Safari in the desert: In English, this simply means travelling in the desert. But what makes travelling in the desert unique is that the Muslims travelled at a particular time of the day. They start moving their caravans at dusk when the sun sets to take advantage of the cool night as well as the directional guide by the stars up above. At dusk, the horizon turns amber, which is 'safar' in Arabic, also the origin of the word 'safron' given that the spice is yellowish-orangy in colour, like the colour of the sky at dusk. So, safar became safari.

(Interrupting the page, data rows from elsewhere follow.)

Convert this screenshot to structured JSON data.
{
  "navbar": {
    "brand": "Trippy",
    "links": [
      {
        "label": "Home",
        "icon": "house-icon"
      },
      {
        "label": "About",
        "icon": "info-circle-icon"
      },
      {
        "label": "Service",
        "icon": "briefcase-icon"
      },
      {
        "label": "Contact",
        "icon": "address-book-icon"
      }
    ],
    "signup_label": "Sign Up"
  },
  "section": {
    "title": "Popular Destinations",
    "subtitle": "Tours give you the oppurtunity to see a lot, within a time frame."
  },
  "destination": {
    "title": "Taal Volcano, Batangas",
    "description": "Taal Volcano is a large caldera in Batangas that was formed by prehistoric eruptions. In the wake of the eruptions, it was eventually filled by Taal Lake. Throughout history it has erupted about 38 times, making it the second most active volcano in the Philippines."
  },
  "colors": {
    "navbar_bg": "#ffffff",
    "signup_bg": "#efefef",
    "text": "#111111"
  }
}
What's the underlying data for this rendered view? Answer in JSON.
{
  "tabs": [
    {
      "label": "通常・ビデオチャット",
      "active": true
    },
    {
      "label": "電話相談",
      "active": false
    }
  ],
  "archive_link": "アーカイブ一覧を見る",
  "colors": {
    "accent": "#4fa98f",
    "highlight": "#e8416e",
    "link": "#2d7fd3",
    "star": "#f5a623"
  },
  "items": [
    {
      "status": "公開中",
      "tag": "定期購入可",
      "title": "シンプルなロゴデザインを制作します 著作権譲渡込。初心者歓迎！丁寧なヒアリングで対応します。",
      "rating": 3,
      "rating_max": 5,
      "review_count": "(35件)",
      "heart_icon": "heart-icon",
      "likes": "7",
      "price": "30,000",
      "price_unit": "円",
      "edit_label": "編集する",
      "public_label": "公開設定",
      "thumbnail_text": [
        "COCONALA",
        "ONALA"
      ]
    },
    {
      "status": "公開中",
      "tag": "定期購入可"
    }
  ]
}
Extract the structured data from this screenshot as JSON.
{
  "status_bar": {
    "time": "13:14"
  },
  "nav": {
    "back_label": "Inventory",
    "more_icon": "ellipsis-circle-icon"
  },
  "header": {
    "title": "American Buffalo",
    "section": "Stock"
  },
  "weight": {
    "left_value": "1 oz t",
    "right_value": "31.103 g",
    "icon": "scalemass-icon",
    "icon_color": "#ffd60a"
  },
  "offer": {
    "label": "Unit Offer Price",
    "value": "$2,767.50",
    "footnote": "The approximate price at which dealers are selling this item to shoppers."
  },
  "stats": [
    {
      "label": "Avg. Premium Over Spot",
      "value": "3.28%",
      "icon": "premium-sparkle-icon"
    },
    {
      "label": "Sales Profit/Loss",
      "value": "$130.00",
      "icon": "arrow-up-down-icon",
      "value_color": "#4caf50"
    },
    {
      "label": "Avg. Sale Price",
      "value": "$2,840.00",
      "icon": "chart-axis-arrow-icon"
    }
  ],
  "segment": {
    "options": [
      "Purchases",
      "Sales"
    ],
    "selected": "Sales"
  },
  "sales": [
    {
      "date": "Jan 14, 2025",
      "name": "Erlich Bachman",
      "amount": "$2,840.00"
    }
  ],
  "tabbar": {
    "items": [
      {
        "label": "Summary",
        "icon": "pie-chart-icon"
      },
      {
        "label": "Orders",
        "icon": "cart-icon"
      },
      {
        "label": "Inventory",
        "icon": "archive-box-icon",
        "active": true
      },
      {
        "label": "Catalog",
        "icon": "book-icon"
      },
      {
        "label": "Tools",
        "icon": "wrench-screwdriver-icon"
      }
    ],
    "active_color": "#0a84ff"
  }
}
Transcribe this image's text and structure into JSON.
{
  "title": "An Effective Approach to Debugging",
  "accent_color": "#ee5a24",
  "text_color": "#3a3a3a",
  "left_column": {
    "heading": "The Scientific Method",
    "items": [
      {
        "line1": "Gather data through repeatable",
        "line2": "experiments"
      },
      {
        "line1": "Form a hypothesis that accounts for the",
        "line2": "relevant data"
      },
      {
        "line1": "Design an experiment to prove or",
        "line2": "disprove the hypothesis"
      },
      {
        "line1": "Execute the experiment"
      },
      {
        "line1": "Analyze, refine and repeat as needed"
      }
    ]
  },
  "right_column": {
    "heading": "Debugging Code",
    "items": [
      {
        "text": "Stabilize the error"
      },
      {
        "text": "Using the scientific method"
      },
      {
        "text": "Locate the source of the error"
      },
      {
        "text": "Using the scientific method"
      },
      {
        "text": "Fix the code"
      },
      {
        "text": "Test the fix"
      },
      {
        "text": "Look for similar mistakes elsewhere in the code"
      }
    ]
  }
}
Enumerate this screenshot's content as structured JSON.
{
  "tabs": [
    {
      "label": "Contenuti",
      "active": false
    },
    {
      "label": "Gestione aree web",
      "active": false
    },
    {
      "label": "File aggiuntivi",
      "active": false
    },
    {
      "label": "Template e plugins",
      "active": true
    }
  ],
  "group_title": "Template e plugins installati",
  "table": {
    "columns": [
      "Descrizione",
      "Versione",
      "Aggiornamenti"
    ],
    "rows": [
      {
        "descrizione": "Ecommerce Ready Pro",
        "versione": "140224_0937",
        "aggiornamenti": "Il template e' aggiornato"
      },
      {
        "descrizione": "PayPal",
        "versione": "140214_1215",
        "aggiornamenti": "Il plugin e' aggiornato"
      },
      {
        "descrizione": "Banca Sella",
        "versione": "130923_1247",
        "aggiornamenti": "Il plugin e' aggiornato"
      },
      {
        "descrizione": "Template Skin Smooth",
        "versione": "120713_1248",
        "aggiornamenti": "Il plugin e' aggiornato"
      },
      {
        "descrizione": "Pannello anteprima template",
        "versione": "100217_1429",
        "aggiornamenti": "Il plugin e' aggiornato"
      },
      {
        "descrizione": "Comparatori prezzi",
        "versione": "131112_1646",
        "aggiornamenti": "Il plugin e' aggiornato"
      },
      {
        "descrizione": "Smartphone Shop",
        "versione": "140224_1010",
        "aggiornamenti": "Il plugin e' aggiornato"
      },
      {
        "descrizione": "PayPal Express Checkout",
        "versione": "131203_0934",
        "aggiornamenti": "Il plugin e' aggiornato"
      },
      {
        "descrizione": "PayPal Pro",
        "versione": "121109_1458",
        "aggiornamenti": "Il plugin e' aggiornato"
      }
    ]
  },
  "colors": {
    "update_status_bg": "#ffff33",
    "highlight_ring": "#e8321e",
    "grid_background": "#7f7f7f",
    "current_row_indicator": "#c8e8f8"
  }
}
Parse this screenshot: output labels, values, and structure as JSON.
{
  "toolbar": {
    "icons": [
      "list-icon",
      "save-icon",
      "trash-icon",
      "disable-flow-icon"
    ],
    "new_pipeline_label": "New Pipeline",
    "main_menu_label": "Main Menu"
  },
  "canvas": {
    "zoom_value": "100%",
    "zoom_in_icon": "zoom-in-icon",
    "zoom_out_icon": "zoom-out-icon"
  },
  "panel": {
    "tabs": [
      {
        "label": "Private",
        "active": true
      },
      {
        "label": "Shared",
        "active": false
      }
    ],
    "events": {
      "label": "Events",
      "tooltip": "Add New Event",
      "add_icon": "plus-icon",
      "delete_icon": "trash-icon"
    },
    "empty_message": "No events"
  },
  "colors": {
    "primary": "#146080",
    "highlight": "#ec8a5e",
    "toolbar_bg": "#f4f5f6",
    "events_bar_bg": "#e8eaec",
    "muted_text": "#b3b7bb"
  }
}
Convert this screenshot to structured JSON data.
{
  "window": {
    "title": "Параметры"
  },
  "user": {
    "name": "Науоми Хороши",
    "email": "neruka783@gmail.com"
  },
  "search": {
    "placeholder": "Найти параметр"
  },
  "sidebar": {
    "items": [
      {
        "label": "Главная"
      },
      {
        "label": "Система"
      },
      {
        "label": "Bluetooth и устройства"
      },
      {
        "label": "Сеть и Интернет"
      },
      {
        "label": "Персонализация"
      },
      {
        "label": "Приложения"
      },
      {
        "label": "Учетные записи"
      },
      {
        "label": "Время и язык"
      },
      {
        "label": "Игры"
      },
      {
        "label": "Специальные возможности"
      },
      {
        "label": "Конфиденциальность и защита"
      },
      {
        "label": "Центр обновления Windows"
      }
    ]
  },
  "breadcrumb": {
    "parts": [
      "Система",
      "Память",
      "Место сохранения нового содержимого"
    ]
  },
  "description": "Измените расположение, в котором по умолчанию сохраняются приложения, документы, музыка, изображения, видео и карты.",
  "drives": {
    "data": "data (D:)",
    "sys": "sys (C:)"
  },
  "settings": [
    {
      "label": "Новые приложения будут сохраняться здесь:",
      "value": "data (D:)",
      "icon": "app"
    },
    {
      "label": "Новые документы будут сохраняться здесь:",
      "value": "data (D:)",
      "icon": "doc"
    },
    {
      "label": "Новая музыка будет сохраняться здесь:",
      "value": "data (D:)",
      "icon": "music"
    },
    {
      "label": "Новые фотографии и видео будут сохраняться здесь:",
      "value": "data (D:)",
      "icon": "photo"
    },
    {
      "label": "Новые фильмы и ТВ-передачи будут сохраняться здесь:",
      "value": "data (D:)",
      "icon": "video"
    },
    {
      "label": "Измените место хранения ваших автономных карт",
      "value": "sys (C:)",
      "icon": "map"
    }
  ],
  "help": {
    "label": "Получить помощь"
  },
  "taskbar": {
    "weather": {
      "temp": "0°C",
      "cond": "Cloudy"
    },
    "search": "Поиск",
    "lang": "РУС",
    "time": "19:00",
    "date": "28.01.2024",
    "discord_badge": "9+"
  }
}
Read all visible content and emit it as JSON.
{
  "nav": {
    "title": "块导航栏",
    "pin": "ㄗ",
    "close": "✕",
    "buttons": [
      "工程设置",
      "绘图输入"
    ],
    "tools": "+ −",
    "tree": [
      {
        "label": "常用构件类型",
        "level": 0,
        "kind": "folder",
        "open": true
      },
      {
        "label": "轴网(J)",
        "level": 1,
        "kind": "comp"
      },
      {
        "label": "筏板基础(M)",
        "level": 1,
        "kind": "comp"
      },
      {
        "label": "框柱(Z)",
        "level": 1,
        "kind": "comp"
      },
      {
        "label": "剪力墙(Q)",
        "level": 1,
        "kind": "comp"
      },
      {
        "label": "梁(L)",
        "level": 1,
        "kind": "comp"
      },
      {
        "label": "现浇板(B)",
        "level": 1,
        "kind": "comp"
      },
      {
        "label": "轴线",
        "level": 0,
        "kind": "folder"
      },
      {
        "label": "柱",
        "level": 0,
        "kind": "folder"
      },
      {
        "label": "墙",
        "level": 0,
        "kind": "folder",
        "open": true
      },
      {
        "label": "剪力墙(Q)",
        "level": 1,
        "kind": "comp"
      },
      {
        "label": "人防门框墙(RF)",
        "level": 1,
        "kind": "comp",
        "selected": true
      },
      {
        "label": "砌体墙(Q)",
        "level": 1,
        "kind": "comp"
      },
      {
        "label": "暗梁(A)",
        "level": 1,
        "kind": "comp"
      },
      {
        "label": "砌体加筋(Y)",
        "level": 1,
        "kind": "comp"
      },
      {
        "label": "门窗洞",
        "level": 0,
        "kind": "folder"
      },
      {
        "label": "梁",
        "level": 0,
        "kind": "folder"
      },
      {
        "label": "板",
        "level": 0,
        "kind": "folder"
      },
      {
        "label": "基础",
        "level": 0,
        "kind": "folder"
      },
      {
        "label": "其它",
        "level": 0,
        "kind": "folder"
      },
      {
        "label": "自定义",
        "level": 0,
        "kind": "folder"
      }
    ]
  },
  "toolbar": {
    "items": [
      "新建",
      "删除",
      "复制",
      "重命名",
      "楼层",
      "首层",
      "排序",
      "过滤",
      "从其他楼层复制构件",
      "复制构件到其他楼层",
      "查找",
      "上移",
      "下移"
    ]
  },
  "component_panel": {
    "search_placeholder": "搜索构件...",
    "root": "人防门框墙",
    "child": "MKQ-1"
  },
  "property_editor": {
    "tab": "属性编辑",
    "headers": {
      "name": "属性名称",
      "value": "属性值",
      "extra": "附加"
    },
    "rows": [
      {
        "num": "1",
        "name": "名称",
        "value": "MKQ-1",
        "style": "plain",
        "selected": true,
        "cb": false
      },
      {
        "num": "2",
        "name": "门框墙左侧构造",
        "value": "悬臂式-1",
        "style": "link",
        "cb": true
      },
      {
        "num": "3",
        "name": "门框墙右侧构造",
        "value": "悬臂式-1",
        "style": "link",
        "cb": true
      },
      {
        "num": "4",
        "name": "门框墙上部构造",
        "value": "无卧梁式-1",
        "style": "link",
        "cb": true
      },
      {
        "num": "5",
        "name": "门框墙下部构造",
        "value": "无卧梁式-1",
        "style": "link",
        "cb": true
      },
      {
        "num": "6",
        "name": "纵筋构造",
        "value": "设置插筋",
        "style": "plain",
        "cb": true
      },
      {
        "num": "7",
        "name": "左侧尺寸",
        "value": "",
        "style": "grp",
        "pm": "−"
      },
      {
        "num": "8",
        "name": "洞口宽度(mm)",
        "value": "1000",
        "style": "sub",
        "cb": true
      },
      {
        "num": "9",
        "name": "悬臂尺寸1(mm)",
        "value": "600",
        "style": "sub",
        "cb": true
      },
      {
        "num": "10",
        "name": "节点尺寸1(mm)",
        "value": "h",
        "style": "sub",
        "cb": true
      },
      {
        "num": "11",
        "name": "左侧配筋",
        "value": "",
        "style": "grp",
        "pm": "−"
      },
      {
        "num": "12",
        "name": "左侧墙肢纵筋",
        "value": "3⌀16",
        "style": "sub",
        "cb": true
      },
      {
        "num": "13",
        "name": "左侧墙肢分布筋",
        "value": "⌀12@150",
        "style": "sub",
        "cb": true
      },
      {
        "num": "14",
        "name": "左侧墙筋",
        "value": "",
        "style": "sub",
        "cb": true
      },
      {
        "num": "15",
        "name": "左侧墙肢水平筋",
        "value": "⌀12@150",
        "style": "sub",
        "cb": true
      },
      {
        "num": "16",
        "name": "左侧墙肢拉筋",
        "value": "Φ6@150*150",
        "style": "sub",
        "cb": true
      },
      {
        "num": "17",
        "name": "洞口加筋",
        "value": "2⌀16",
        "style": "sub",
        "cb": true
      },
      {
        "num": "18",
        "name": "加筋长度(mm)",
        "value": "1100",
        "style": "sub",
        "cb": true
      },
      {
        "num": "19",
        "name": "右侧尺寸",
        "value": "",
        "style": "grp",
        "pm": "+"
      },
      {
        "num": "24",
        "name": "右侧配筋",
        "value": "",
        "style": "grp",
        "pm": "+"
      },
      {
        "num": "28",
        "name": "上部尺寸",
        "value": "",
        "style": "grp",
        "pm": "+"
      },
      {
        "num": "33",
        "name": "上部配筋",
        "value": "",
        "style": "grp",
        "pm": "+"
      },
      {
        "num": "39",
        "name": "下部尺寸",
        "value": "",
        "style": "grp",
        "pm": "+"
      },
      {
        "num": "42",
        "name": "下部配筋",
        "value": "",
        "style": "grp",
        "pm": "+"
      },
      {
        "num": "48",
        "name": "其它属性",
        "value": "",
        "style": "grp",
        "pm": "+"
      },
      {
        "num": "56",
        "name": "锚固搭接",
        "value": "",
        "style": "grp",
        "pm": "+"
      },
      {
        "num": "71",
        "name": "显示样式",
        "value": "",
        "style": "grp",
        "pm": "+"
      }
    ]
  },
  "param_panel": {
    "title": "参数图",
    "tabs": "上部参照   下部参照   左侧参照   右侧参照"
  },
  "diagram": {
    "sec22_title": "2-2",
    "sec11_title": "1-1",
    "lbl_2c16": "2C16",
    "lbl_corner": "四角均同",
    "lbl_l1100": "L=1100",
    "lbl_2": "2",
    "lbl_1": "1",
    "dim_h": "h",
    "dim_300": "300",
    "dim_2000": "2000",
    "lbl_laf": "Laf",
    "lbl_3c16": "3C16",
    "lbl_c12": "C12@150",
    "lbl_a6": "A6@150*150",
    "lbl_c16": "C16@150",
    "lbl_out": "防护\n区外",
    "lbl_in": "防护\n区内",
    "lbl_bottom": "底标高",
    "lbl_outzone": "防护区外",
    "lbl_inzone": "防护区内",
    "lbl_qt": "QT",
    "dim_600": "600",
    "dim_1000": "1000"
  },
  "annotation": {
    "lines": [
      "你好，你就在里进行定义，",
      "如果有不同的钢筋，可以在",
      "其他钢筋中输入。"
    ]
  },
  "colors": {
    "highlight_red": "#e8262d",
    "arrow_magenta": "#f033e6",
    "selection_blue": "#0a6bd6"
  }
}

There are a lot of Muslim's influence in the western culture. I am sure if proper research is done, we can uncover a lot more that can facinate the world. Simple European behaviours such as eating cheese and croissants are also from the Muslims. Before Europe even knew how to make cheese, the Arabs had already done it with their goats in the deserts - a creative way of preserving source of protein, fat, calcium and other nutrition. That method was introduced to the Europeans by the Muslims during their rule of the western land. Croissants, whilst French in sound, is in the shape of and means 'crescent', a semi circled shape of the moon. This is the symbol of Islam. It is not recorded anywhere that the Arabs may have invented the crescent shaped bread but it is known that the Arabs invented bread. Remember, when the westerners were in their dark ages, the Muslims were the scientists and philosophers for the world - no doubt that they may have learnt a trick or two from the Greeks, Romans and Macedonians prior to the arrival of Islam. Facinating huh?!

* kopihangtuah

| mcmlxxv:viii:xxix |